Fallout from the case, which has sparked a ministerial inquiry, continued yesterday as it emerged parents with children at schools he allegedly taught at did not know did not learn of his 2004 conviction for indecent assault and assault against a child until it was announced to the media.
Even after his March 2010 court appearance, when he was assessed as “likely to commit one or more of the offences” and issued with a renewed supervision order, the man allegedly went back to teaching, obtaining teacher registration under an assumed name and provisional registration to teach until August 2013.
Fairfax has seen documents in which the man uses other assumed names and dates of birth.
A neighbour at an Auckland address of the man, who did not want to be named, said the man lived alone there for about six months and often had visitors.
He was not the sort of person you said hello to, the neighbour said.
“He is just not friendly and really aggressive.”
It was not until a member of the public who knew his background allegedly spotted the man driving a van-load of children last week that he was arrested and charged over breaches of his supervision order.
Corrections Minister Anne Tolley yesterday said she still had total confidence in the probation service.
“They do the very best they can with some very difficult people … Anyone who has more than one identity creates problems in any system,” she said.
The Teachers Council said when a registered teacher received a conviction that carries a possible sentence of three months in prison or more, the teacher or the school was required to disclose that within seven days. The District Court must report to the Teachers Council.
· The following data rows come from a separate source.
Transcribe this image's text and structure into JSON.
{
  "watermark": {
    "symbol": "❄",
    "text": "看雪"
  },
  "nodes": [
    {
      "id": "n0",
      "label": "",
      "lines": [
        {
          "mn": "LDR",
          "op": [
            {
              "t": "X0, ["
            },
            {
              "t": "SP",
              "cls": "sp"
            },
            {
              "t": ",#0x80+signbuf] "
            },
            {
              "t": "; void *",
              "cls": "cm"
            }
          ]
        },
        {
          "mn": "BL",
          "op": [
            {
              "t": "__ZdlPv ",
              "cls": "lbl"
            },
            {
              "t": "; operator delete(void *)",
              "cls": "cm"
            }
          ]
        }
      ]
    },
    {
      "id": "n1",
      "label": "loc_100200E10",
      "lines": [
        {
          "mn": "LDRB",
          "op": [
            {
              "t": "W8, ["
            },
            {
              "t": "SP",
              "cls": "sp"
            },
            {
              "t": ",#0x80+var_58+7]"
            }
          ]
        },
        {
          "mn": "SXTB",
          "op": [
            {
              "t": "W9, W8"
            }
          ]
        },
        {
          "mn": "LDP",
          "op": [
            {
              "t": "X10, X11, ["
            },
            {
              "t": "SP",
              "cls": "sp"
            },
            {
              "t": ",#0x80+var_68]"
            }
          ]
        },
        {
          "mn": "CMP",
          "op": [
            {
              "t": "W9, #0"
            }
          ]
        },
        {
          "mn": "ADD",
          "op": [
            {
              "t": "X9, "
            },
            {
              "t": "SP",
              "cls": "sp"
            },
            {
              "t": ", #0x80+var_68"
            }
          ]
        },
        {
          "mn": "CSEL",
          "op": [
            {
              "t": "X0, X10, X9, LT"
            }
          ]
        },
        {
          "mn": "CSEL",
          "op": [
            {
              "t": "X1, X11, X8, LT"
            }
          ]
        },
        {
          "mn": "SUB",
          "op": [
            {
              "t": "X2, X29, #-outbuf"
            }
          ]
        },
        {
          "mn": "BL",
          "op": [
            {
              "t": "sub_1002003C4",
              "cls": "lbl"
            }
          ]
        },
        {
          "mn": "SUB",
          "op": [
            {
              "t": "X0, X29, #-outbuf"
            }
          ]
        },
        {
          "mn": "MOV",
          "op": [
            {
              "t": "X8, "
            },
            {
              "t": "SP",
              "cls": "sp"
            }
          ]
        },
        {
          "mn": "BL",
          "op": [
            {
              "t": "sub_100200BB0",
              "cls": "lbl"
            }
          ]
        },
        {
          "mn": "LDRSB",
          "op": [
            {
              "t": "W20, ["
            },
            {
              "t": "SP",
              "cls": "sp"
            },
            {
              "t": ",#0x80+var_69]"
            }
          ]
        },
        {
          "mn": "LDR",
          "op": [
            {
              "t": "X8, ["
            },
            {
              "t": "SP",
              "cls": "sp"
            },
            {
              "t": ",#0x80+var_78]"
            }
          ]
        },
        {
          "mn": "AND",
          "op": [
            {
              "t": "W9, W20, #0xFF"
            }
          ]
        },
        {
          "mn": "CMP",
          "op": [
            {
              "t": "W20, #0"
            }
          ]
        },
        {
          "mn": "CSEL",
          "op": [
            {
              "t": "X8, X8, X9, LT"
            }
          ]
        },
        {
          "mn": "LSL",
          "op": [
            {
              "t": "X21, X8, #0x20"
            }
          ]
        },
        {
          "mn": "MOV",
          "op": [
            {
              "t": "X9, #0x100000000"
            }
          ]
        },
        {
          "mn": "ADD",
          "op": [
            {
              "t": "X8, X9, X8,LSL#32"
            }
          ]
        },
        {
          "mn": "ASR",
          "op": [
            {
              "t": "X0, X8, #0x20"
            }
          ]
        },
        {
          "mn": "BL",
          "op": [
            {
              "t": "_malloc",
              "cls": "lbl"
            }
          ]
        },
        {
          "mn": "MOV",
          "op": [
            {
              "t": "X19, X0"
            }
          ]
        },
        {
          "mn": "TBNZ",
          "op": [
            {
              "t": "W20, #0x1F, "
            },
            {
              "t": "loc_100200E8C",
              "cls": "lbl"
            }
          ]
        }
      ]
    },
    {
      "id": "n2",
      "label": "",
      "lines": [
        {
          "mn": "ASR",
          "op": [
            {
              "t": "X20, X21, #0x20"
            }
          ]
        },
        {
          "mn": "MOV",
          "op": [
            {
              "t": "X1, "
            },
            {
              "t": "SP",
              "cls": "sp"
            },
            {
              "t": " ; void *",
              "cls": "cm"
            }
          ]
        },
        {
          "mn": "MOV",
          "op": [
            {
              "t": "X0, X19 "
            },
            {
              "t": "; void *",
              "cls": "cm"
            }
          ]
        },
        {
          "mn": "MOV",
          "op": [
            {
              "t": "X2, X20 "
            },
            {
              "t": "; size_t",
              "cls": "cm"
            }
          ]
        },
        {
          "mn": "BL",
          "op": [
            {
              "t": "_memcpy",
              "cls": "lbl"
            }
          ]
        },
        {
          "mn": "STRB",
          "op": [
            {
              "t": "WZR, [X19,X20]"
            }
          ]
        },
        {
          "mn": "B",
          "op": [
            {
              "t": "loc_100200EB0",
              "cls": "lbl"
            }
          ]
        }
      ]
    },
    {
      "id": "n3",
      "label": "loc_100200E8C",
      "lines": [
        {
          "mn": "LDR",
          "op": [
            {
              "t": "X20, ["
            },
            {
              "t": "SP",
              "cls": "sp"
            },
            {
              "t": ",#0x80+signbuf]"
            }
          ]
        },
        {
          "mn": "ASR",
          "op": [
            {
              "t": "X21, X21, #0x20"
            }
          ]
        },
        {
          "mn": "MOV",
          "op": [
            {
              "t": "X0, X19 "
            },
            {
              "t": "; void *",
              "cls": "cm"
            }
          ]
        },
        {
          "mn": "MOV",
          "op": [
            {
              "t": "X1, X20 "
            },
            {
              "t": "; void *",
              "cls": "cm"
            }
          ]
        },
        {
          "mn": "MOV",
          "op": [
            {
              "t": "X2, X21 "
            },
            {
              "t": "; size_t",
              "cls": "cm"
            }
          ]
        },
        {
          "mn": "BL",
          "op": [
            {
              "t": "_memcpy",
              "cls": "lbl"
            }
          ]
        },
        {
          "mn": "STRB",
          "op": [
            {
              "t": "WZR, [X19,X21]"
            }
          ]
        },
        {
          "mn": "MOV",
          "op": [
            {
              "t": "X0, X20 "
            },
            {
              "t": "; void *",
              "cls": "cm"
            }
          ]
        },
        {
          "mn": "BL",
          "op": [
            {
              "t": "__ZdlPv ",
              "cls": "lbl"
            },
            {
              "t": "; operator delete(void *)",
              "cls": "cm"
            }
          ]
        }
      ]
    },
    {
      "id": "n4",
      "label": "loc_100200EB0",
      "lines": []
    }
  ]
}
Days after the man’s arrest and appearance in court last week, parents at two schools where is believed to have taught were sent similarly worded letters from the principals and board chairs at each school.
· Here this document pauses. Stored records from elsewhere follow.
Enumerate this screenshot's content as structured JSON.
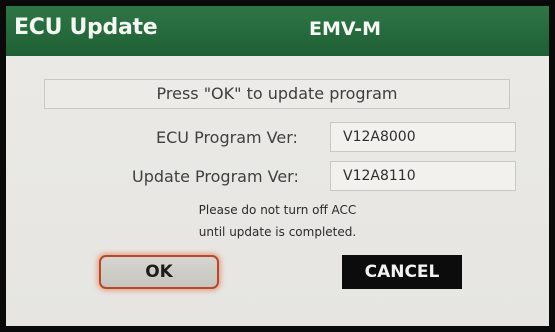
{
  "header": {
    "title": "ECU Update",
    "unit": "EMV-M"
  },
  "message": "Press \"OK\" to update program",
  "versions": {
    "ecu_label": "ECU Program Ver:",
    "ecu_value": "V12A8000",
    "update_label": "Update Program Ver:",
    "update_value": "V12A8110"
  },
  "warning": {
    "line1": "Please do not turn off ACC",
    "line2": "until update is completed."
  },
  "buttons": {
    "ok_label": "OK",
    "cancel_label": "CANCEL"
  },
  "colors": {
    "title_bar": "#2a7042",
    "ok_highlight": "#d0603a",
    "cancel_bg": "#0c0c0c"
  }
}
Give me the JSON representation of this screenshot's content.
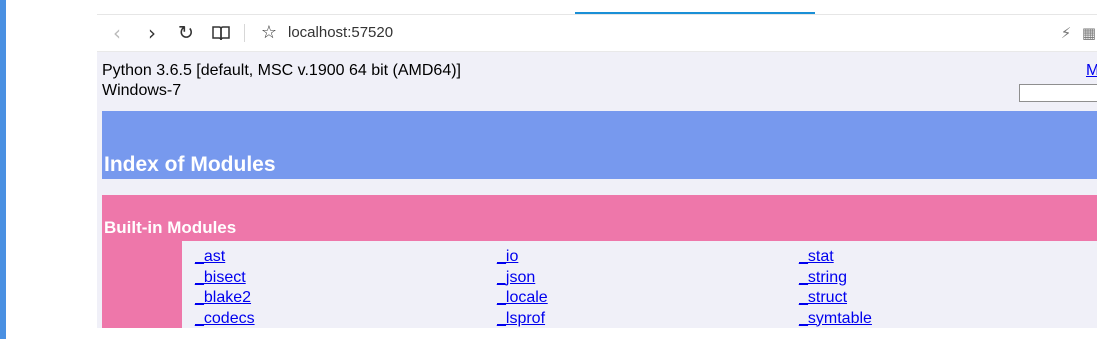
{
  "browser": {
    "address": "localhost:57520",
    "icons": {
      "back": "back-arrow-icon",
      "forward": "forward-arrow-icon",
      "refresh": "refresh-icon",
      "reader": "reading-view-icon",
      "favorite": "star-icon",
      "extension1": "bolt-icon",
      "extension2": "grid-icon"
    }
  },
  "page": {
    "python_info": "Python 3.6.5 [default, MSC v.1900 64 bit (AMD64)]",
    "os_info": "Windows-7",
    "top_link": "M",
    "search_value": "",
    "index_title": "Index of Modules",
    "builtin_section": {
      "title": "Built-in Modules",
      "columns": [
        [
          "_ast",
          "_bisect",
          "_blake2",
          "_codecs"
        ],
        [
          "_io",
          "_json",
          "_locale",
          "_lsprof"
        ],
        [
          "_stat",
          "_string",
          "_struct",
          "_symtable"
        ]
      ]
    }
  },
  "colors": {
    "heading_band": "#7799ee",
    "section_band": "#ee77aa",
    "page_background": "#f0f0f8",
    "link": "#0000ee",
    "loading_bar": "#1a8fd6"
  }
}
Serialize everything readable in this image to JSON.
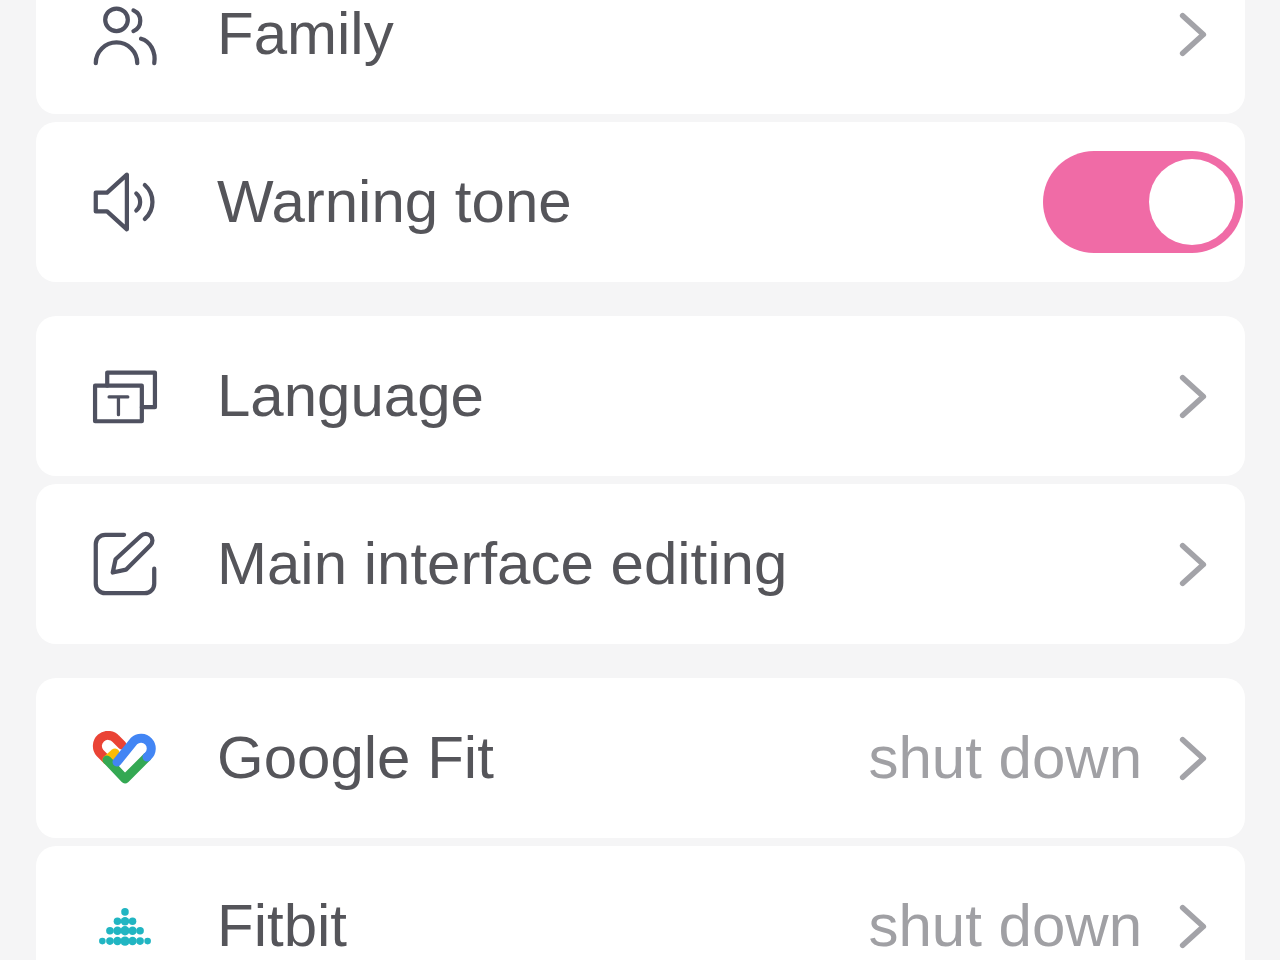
{
  "settings_groups": [
    {
      "items": [
        {
          "kind": "link",
          "label": "Family"
        },
        {
          "kind": "toggle",
          "label": "Warning tone",
          "on": true
        }
      ]
    },
    {
      "items": [
        {
          "kind": "link",
          "label": "Language"
        },
        {
          "kind": "link",
          "label": "Main interface editing"
        }
      ]
    },
    {
      "items": [
        {
          "kind": "link",
          "label": "Google Fit",
          "value": "shut down"
        },
        {
          "kind": "link",
          "label": "Fitbit",
          "value": "shut down"
        }
      ]
    }
  ]
}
The letters stated only that the man had been arrested for breaching his supervision order.
Yesterday, Ministry of Education deputy secretary Nichols Pole said the first letters had been sent to parents on the basis of legal advice from the department of corrections and new information had come to light after that.
“I think it’s fair to say we have been gathering more and more information around this case … we have worked through subsequent legal advice.”
The mother of an eight-year-old boy at one of the school where the man is believed to have taught said guidance on how to deal with the issue with their children had been slow to emerge.
Another mother said there had been a lack of support for the school and the absence of any professional agencies to guide parents.
Mr Pole said the letters sent out had included contact details for parents who were concerned. There had also been an 0800 number set up yesterday and parent meetings were organised for last night and tonight.
Four more schools where the man was believed to have taught were told of his convictions yesterday, but it was yet to be confirmed whether a further two have also been told.
It was not yet clear whether the man or someone else of the same name worked at those two schools, Mr Pole said.
There were no reports yet that children at any of the schools had been interfered with.
Associate Education Minister Pita Sharples said the case was “shocking”.
“We’ve got to know that our children are safe,” Dr Sharples said.